regions do not have in-field cold storage units, and both the time of harvest as well as amount of time from harvest to cold storage can affect final FW and postharvest quality. Red drupelet reversion, or reddening, is a common postharvest disorder by
Richard P. Marini, Tara Auxt Baugher, Megan Muehlbauer, Sherif Sherif, Robert Crassweller, and James R. Schupp
‘Honeycrisp’ is a popular apple cultivar, but it is susceptible to several postharvest disorders, including bitter pit (Al Shoffe et al., 2016; DeEll et al., 2016 ; Watkins et al., 2004 ). Several studies showed that bitter pit development is
Steven J.R. Underhill, Richard L. McLauchlan, and Irving L. Eaks
In accordance with the currently approved Australian citrus disinfestation protocol for export to Japan, degreened `Eureka' lemons [Citrus limon (L.) Burm.] were cold-stored for 2 weeks at 1C. Following cold treatment, fruit were stored at 5C for 3 weeks, then transferred to 20C for an additional week to simulate transportation and handling. Fruit harvested early in the season were more susceptible to chilling injury than fruit harvested later, with 62% having lesions >1 cm2 after 2 weeks at 1C. Most of the chilling injury occurred after subsequent storage (at 5C) rather than immediately after the 1C treatment. Injury was different from surface pitting or oleocellosis, manifesting as large uniform surface lesions 2 to 3 cm in diameter that rapidly discolored following storage at 20C. Although the oil glands were flattened, the collenchyma layer immediately above the oil gland remained intact. Cellular discoloration was localized around the oil gland, possibly indicating a lateral release of oil gland contents. Nondegreened late-season fruit developed substantially lower levels of chilling injury.
Alejandra A. Salgado and John R. Clark
the fruit below the cuticle remained densely packed ( Atkinson et al., 2012 ). An important postharvest disorder affecting blackberry fruit destined for the fresh market is color reversion (also called reddening or red drupelet; Clark and Finn, 2011
Jinwook Lee, James P. Mattheis, and David R. Rudell
susceptibilities to postharvest disorders, the objectives of this study were to determine if fruit storage temperature and 1-MCP treatment concentration impact the incidence and severity of ‘Royal Gala’ flesh breakdown and other physiological disorders as well as
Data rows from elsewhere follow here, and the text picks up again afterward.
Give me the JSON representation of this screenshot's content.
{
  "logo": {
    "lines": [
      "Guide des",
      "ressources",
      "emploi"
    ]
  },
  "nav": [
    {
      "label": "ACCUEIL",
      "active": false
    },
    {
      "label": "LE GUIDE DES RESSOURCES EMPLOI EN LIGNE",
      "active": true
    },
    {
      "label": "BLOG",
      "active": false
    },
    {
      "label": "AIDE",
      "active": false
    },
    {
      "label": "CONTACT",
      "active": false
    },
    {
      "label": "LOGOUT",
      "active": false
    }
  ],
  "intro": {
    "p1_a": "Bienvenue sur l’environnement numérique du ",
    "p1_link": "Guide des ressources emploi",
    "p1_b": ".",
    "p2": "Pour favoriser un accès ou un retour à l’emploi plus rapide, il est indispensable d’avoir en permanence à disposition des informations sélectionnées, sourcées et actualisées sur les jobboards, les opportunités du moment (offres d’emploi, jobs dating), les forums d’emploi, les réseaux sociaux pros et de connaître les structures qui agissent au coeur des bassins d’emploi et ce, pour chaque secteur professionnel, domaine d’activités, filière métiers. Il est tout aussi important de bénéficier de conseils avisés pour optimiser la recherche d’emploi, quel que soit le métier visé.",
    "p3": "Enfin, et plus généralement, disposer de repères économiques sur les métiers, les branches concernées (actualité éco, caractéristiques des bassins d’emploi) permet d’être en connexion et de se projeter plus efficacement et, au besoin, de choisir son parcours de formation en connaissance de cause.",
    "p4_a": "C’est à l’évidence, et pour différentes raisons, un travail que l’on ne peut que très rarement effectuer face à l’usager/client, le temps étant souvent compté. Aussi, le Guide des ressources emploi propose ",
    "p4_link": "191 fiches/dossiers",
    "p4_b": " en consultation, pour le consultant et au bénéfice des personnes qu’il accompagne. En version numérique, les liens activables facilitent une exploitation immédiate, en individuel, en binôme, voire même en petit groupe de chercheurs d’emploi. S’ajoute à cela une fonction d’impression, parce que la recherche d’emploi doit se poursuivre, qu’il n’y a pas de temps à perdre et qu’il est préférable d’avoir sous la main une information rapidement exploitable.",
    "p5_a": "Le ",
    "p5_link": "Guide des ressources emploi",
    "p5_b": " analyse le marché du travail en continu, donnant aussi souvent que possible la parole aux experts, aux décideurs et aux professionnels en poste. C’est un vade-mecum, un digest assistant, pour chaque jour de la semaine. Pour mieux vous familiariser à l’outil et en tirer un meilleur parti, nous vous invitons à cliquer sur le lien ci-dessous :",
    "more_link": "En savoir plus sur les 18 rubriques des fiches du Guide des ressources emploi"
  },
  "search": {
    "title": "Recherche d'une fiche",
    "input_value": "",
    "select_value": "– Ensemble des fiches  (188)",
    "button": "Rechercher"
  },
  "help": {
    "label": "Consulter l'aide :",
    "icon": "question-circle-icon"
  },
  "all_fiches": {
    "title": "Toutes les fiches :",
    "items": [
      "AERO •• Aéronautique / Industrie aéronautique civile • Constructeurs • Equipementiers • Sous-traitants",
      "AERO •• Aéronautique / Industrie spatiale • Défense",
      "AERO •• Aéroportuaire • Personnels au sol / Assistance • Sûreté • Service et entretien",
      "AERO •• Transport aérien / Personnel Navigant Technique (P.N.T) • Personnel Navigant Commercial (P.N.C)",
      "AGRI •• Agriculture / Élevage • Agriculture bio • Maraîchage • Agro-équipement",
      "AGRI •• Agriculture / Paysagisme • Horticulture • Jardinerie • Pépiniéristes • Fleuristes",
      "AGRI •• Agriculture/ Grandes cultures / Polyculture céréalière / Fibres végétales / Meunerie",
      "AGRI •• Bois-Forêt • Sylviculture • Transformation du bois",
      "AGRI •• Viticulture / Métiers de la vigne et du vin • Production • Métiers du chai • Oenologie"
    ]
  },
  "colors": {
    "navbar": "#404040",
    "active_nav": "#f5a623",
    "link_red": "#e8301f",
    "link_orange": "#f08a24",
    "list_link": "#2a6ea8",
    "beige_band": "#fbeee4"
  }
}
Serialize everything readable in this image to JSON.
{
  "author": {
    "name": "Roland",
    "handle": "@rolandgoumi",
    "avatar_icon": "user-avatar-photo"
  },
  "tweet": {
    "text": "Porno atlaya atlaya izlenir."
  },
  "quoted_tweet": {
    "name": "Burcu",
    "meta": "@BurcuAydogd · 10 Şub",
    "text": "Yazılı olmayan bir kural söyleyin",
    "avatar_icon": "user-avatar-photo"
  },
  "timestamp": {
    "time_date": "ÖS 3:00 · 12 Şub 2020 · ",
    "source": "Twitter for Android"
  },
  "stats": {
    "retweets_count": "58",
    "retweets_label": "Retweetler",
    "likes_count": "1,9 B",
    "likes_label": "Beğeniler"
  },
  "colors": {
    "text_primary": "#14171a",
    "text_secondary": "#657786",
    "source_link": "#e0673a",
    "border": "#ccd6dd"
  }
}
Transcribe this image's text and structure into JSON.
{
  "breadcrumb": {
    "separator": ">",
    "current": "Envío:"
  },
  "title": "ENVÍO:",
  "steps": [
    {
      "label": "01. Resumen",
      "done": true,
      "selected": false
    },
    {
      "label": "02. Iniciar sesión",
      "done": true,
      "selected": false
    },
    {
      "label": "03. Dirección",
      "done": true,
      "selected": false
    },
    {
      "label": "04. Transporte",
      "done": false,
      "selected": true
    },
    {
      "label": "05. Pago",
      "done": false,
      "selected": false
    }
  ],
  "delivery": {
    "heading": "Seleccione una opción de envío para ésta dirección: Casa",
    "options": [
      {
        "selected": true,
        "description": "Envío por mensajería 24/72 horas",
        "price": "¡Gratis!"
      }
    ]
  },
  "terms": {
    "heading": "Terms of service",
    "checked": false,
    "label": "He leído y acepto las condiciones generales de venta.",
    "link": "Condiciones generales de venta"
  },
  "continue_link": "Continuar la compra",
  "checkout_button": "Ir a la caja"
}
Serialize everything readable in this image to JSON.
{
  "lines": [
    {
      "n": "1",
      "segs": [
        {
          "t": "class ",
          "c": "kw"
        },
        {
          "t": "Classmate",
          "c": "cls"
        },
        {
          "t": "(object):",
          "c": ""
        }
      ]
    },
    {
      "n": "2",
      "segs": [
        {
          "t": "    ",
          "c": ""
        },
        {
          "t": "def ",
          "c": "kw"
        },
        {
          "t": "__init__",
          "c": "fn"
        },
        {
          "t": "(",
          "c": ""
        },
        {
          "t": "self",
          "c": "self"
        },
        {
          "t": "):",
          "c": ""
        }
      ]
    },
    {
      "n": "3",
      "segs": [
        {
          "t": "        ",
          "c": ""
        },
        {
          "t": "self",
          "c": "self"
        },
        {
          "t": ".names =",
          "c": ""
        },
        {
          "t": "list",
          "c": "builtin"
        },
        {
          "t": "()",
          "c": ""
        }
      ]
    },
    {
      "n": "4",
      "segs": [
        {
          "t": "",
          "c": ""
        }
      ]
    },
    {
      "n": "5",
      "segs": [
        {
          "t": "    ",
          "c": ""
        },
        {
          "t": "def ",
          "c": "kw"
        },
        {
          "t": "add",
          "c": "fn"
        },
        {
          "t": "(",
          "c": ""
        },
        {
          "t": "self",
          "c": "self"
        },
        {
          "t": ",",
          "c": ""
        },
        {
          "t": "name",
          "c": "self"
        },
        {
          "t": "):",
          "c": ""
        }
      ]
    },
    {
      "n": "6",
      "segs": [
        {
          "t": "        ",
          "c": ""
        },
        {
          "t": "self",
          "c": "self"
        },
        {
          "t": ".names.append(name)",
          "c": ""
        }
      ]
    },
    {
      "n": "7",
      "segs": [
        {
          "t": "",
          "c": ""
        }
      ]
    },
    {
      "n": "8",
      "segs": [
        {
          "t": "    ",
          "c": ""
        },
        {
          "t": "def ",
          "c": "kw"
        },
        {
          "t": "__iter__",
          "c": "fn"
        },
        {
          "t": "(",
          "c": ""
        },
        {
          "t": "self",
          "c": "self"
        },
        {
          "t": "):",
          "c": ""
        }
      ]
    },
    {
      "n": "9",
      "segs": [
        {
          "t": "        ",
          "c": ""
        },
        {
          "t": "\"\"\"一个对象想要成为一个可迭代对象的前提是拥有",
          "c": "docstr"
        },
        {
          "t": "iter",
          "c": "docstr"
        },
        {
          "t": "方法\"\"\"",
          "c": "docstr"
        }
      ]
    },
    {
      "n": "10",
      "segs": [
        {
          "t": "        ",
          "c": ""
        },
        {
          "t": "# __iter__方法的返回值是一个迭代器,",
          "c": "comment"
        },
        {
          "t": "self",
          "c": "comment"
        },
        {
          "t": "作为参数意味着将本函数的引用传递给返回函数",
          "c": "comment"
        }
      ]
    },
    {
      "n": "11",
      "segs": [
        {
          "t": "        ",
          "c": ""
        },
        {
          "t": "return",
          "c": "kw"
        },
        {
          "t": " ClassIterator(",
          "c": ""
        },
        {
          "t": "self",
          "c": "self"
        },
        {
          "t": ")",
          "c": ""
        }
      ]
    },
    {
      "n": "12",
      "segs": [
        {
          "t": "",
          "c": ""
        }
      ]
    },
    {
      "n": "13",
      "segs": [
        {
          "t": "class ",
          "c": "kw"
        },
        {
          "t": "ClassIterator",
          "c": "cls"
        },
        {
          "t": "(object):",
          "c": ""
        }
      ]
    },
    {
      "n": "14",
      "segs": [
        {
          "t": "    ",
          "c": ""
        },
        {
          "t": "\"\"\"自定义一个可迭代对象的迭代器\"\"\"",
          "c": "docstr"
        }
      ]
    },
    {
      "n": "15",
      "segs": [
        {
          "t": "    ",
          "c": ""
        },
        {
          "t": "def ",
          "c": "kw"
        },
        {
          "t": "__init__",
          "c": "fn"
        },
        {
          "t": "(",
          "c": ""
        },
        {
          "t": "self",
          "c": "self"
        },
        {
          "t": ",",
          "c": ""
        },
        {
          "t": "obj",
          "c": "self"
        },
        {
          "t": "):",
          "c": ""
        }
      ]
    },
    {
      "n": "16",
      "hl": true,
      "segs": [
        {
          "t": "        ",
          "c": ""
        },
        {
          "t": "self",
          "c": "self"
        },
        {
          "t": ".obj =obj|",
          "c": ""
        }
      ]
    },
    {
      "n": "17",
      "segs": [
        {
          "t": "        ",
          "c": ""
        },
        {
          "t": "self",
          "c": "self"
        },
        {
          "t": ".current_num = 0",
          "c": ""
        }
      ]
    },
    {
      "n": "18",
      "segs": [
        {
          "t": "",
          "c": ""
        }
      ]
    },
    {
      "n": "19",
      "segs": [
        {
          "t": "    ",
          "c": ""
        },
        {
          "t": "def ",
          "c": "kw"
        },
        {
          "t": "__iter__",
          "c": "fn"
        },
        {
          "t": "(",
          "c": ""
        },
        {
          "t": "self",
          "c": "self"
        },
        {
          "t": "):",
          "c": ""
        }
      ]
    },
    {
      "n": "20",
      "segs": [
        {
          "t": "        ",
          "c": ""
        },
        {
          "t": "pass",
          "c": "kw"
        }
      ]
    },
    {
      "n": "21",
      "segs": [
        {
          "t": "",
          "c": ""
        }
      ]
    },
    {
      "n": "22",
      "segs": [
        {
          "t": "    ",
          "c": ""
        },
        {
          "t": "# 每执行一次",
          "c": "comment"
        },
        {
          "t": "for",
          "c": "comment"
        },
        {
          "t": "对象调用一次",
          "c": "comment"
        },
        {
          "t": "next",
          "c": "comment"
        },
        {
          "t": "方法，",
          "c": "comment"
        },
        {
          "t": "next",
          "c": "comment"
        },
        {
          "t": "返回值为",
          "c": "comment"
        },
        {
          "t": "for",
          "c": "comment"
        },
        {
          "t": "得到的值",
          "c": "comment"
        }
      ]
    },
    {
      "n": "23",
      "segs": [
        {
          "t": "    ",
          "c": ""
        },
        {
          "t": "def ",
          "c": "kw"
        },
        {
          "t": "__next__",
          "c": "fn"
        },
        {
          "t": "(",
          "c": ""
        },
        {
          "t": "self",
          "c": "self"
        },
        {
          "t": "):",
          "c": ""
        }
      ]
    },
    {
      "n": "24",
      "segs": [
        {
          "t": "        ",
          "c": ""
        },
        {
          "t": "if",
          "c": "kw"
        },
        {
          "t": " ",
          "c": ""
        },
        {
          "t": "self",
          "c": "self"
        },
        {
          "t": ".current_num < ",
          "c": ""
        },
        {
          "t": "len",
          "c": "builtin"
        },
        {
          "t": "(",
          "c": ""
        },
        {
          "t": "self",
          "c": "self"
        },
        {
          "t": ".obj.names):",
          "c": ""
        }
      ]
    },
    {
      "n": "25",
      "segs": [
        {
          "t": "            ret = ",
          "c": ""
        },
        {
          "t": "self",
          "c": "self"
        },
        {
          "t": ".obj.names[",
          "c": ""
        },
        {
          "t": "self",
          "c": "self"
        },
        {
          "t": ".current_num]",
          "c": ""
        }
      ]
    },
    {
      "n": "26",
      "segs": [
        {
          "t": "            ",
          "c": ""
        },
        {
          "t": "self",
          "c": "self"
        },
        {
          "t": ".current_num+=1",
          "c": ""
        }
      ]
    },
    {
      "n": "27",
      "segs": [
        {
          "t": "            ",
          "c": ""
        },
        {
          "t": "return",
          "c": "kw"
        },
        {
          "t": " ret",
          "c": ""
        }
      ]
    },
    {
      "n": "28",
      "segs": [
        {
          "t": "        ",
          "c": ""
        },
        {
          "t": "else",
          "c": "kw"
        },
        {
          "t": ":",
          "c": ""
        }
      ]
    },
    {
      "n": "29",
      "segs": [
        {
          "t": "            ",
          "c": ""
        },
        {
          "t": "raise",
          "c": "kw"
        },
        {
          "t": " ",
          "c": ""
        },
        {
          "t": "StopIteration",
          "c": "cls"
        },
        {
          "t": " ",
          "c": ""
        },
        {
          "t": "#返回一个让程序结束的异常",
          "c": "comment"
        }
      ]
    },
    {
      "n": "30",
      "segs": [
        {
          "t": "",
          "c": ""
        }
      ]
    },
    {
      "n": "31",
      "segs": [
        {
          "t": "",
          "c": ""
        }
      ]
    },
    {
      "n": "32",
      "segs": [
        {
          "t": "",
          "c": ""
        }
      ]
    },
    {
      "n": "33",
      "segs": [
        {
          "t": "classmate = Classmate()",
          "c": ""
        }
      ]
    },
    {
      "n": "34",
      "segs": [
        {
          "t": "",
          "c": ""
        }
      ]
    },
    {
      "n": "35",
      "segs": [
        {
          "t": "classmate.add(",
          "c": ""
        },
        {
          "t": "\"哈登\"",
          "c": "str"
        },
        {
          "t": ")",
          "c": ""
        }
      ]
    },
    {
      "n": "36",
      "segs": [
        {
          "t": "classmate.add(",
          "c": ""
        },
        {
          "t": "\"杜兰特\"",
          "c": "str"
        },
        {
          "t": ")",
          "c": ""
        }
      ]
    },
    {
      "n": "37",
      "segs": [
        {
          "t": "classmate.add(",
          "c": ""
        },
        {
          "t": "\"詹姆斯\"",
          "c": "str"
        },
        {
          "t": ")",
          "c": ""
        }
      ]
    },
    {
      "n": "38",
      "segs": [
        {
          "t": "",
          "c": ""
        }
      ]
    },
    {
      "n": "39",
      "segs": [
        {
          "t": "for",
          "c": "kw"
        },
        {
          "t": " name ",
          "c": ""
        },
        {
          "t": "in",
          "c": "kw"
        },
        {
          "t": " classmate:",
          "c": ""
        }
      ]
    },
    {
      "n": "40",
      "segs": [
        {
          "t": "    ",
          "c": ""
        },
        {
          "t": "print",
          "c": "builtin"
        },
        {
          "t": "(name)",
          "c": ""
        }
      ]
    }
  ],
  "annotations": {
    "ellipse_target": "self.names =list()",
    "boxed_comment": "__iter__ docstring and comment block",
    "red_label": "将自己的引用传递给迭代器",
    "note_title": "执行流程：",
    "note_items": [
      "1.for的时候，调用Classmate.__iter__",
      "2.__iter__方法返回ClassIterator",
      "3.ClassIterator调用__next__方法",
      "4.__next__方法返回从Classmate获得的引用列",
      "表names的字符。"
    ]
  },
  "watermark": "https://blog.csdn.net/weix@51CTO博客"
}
Juan Pablo Fernández-Trujillo, Javier Obando, Juan Antonio Martínez, Antonio Luis Alarcón, Iban Eduardo, Pere Arús, and Antonio José Monforte
Staub, J.E. 2002 Cucumber and melon genetics. Identification and characterization of a postharvest disorder 13 Mar. 2002 http://www.hort.wisc.edu/usdavcru/staub/acc9.html Staub, J.E. Rousos, P. Struckmeyer
Renee T. Threlfall, John R. Clark, Aubrey N. Dunteman, and Margaret L. Worthington
, the blackberry industry continues to be plagued by fruit with short shelf life and loss of quality during shipping ( Felts et al., 2020 ; Joo et al., 2011 ; Segantini et al., 2017 ). However, red drupelet reversion, a postharvest disorder where black